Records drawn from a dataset
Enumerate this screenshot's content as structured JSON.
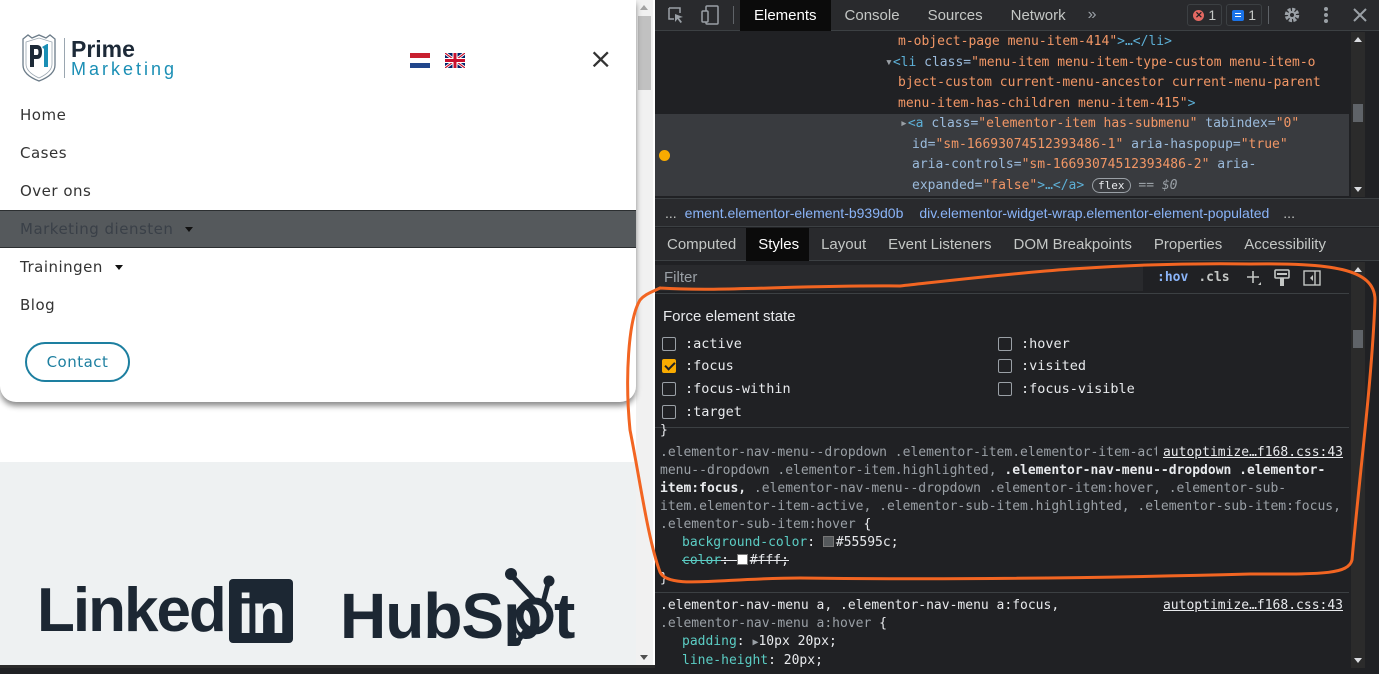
{
  "page": {
    "logo": {
      "line1": "Prime",
      "line2": "Marketing",
      "mark": "PM"
    },
    "languages": [
      {
        "code": "nl",
        "name": "Nederlands"
      },
      {
        "code": "en",
        "name": "English"
      }
    ],
    "close_icon": "×",
    "nav_items": [
      {
        "label": "Home",
        "has_submenu": false,
        "active": false
      },
      {
        "label": "Cases",
        "has_submenu": false,
        "active": false
      },
      {
        "label": "Over ons",
        "has_submenu": false,
        "active": false
      },
      {
        "label": "Marketing diensten",
        "has_submenu": true,
        "active": true
      },
      {
        "label": "Trainingen",
        "has_submenu": true,
        "active": false
      },
      {
        "label": "Blog",
        "has_submenu": false,
        "active": false
      }
    ],
    "contact_label": "Contact",
    "partner_logos": [
      {
        "name": "LinkedIn",
        "text": "Linked",
        "box": "in"
      },
      {
        "name": "HubSpot",
        "text": "HubSpot"
      }
    ],
    "colors": {
      "active_bg": "#55595c",
      "brand_blue": "#1d7fa0",
      "brand_dark": "#1c2733"
    }
  },
  "devtools": {
    "tabs": [
      {
        "label": "Elements",
        "active": true
      },
      {
        "label": "Console",
        "active": false
      },
      {
        "label": "Sources",
        "active": false
      },
      {
        "label": "Network",
        "active": false
      }
    ],
    "more_tabs": "»",
    "error_count": "1",
    "message_count": "1",
    "dom": {
      "line1": {
        "val": "m-object-page menu-item-414\"",
        "rest": ">…</li>"
      },
      "line2": {
        "open": "<li ",
        "attr": "class=",
        "val": "\"menu-item menu-item-type-custom menu-item-o"
      },
      "line3": {
        "val": "bject-custom current-menu-ancestor current-menu-parent"
      },
      "line4": {
        "val": "menu-item-has-children menu-item-415\"",
        "rest": ">"
      },
      "sel1": {
        "open": "<a ",
        "attr1": "class=",
        "val1": "\"elementor-item has-submenu\"",
        "attr2": " tabindex=",
        "val2": "\"0\""
      },
      "sel2": {
        "attr1": "id=",
        "val1": "\"sm-16693074512393486-1\"",
        "attr2": " aria-haspopup=",
        "val2": "\"true\""
      },
      "sel3": {
        "attr1": "aria-controls=",
        "val1": "\"sm-16693074512393486-2\"",
        "attr2": " aria-"
      },
      "sel4": {
        "attr1": "expanded=",
        "val1": "\"false\"",
        "rest": ">…</a>",
        "pill": "flex",
        "eq": " == $0"
      }
    },
    "breadcrumb": {
      "ellipsis_left": "...",
      "items": [
        "ement.elementor-element-b939d0b",
        "div.elementor-widget-wrap.elementor-element-populated"
      ],
      "ellipsis_right": "..."
    },
    "sub_tabs": [
      {
        "label": "Computed",
        "active": false
      },
      {
        "label": "Styles",
        "active": true
      },
      {
        "label": "Layout",
        "active": false
      },
      {
        "label": "Event Listeners",
        "active": false
      },
      {
        "label": "DOM Breakpoints",
        "active": false
      },
      {
        "label": "Properties",
        "active": false
      },
      {
        "label": "Accessibility",
        "active": false
      }
    ],
    "filter_placeholder": "Filter",
    "hov_label": ":hov",
    "cls_label": ".cls",
    "force_state": {
      "title": "Force element state",
      "states": [
        {
          "label": ":active",
          "checked": false
        },
        {
          "label": ":hover",
          "checked": false
        },
        {
          "label": ":focus",
          "checked": true
        },
        {
          "label": ":visited",
          "checked": false
        },
        {
          "label": ":focus-within",
          "checked": false
        },
        {
          "label": ":focus-visible",
          "checked": false
        },
        {
          "label": ":target",
          "checked": false
        }
      ]
    },
    "rules": [
      {
        "selector_parts": [
          {
            "text": ".elementor-nav-menu--dropdown .elementor-item.elementor-item-active, .elementor-nav-menu--dropdown .elementor-item.highlighted, ",
            "match": false
          },
          {
            "text": ".elementor-nav-menu--dropdown .elementor-item:focus,",
            "match": true
          },
          {
            "text": " .elementor-nav-menu--dropdown .elementor-item:hover, .elementor-sub-item.elementor-item-active, .elementor-sub-item.highlighted, .elementor-sub-item:focus, .elementor-sub-item:hover ",
            "match": false
          }
        ],
        "source": "autoptimize…f168.css:43",
        "declarations": [
          {
            "name": "background-color",
            "value": "#55595c",
            "swatch": "#55595c",
            "struck": false
          },
          {
            "name": "color",
            "value": "#fff",
            "swatch": "#ffffff",
            "struck": true
          }
        ]
      },
      {
        "selector_parts": [
          {
            "text": ".elementor-nav-menu a, .elementor-nav-menu a:focus,",
            "match": true
          },
          {
            "text": " .elementor-nav-menu a:hover ",
            "match": false
          }
        ],
        "source": "autoptimize…f168.css:43",
        "declarations": [
          {
            "name": "padding",
            "value": "10px 20px",
            "struck": false,
            "expandable": true
          },
          {
            "name": "line-height",
            "value": "20px",
            "struck": false
          }
        ]
      }
    ]
  }
}
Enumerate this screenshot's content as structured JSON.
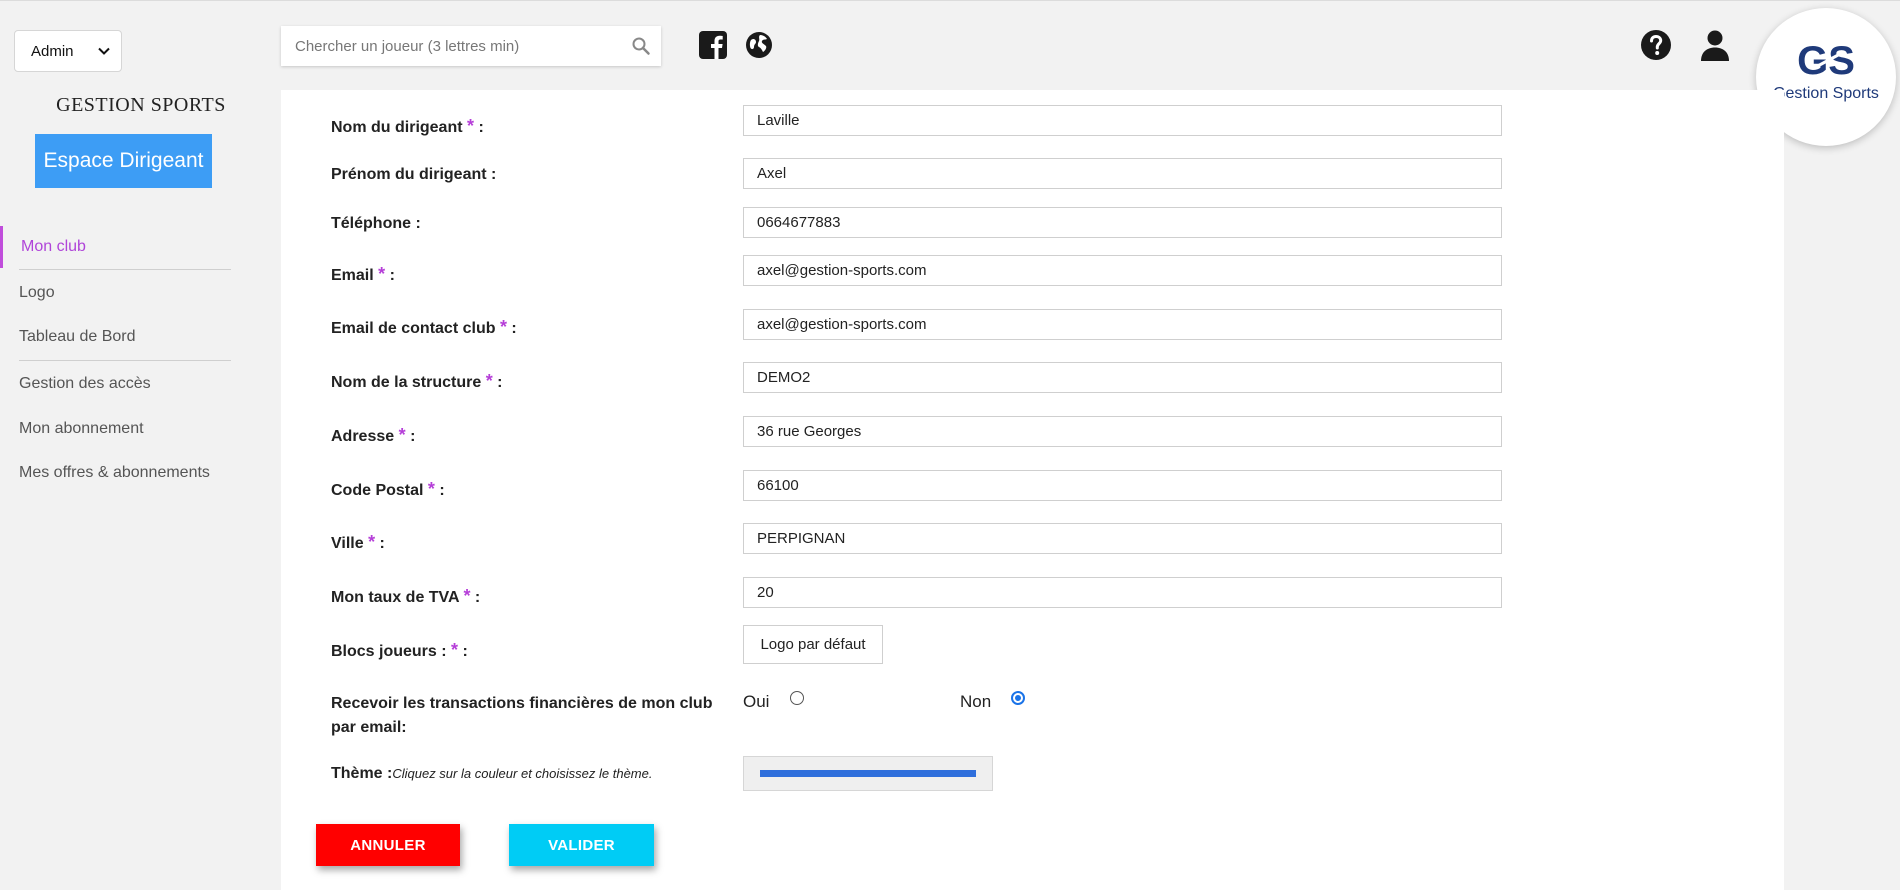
{
  "sidebar": {
    "role_select": "Admin",
    "brand_title": "GESTION SPORTS",
    "space_button": "Espace Dirigeant",
    "nav_items": [
      {
        "label": "Mon club"
      },
      {
        "label": "Logo"
      },
      {
        "label": "Tableau de Bord"
      },
      {
        "label": "Gestion des accès"
      },
      {
        "label": "Mon abonnement"
      },
      {
        "label": "Mes offres & abonnements"
      }
    ]
  },
  "header": {
    "search_placeholder": "Chercher un joueur (3 lettres min)",
    "icons": [
      "facebook-icon",
      "globe-icon",
      "help-icon",
      "user-icon"
    ],
    "logo_text": "Gestion Sports",
    "logo_letters": "GS"
  },
  "form": {
    "nom_dirigeant": {
      "label": "Nom du dirigeant",
      "suffix": " :",
      "value": "Laville"
    },
    "prenom_dirigeant": {
      "label": "Prénom du dirigeant :",
      "value": "Axel"
    },
    "telephone": {
      "label": "Téléphone :",
      "value": "0664677883"
    },
    "email": {
      "label": "Email",
      "suffix": " :",
      "value": "axel@gestion-sports.com"
    },
    "email_contact": {
      "label": "Email de contact club",
      "suffix": " :",
      "value": "axel@gestion-sports.com"
    },
    "nom_structure": {
      "label": "Nom de la structure",
      "suffix": " :",
      "value": "DEMO2"
    },
    "adresse": {
      "label": "Adresse",
      "suffix": " :",
      "value": "36 rue Georges"
    },
    "code_postal": {
      "label": "Code Postal",
      "suffix": " :",
      "value": "66100"
    },
    "ville": {
      "label": "Ville",
      "suffix": " :",
      "value": "PERPIGNAN"
    },
    "tva": {
      "label": "Mon taux de TVA",
      "suffix": " :",
      "value": "20"
    },
    "blocs_joueurs": {
      "label": "Blocs joueurs :",
      "suffix": " :",
      "value": "Logo par défaut"
    },
    "transactions": {
      "label_line1": "Recevoir les transactions financières de mon club",
      "label_line2": "par email:",
      "option_yes": "Oui",
      "option_no": "Non",
      "selected": "Non"
    },
    "theme": {
      "label": "Thème :",
      "hint": "Cliquez sur la couleur et choisissez le thème.",
      "color": "#2f6fdc"
    },
    "required_mark": "*"
  },
  "actions": {
    "cancel": "ANNULER",
    "submit": "VALIDER",
    "cancel_color": "#ff0000",
    "submit_color": "#00ccf5"
  },
  "colors": {
    "accent": "#b045d9",
    "primary_button": "#3d9df5",
    "brand_navy": "#1f3a7a"
  }
}
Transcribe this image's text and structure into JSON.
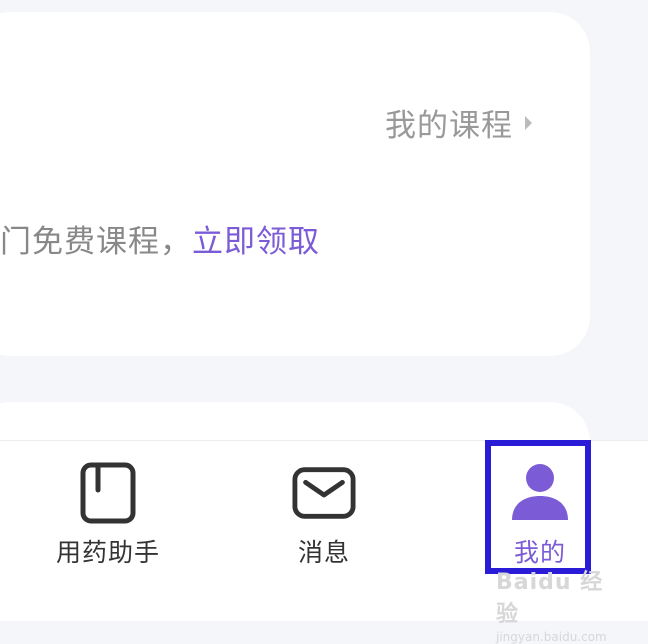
{
  "course_card": {
    "my_courses_link": "我的课程",
    "promo_text": "门免费课程，",
    "promo_action": "立即领取"
  },
  "tab_bar": {
    "tabs": [
      {
        "label": "用药助手",
        "icon": "medicine-box-icon",
        "active": false
      },
      {
        "label": "消息",
        "icon": "envelope-icon",
        "active": false
      },
      {
        "label": "我的",
        "icon": "person-icon",
        "active": true
      }
    ]
  },
  "watermark": {
    "brand": "Baidu 经验",
    "url": "jingyan.baidu.com"
  },
  "colors": {
    "accent": "#7b5cd6",
    "highlight_box": "#2a1bd6",
    "page_background": "#f5f6fa"
  }
}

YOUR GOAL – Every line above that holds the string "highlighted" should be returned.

SOLUTION FOR THIS EXERCISE –
            "text": ".elementor-nav-menu--dropdown .elementor-item.elementor-item-active, .elementor-nav-menu--dropdown .elementor-item.highlighted, ",
            "text": " .elementor-nav-menu--dropdown .elementor-item:hover, .elementor-sub-item.elementor-item-active, .elementor-sub-item.highlighted, .elementor-sub-item:focus, .elementor-sub-item:hover ",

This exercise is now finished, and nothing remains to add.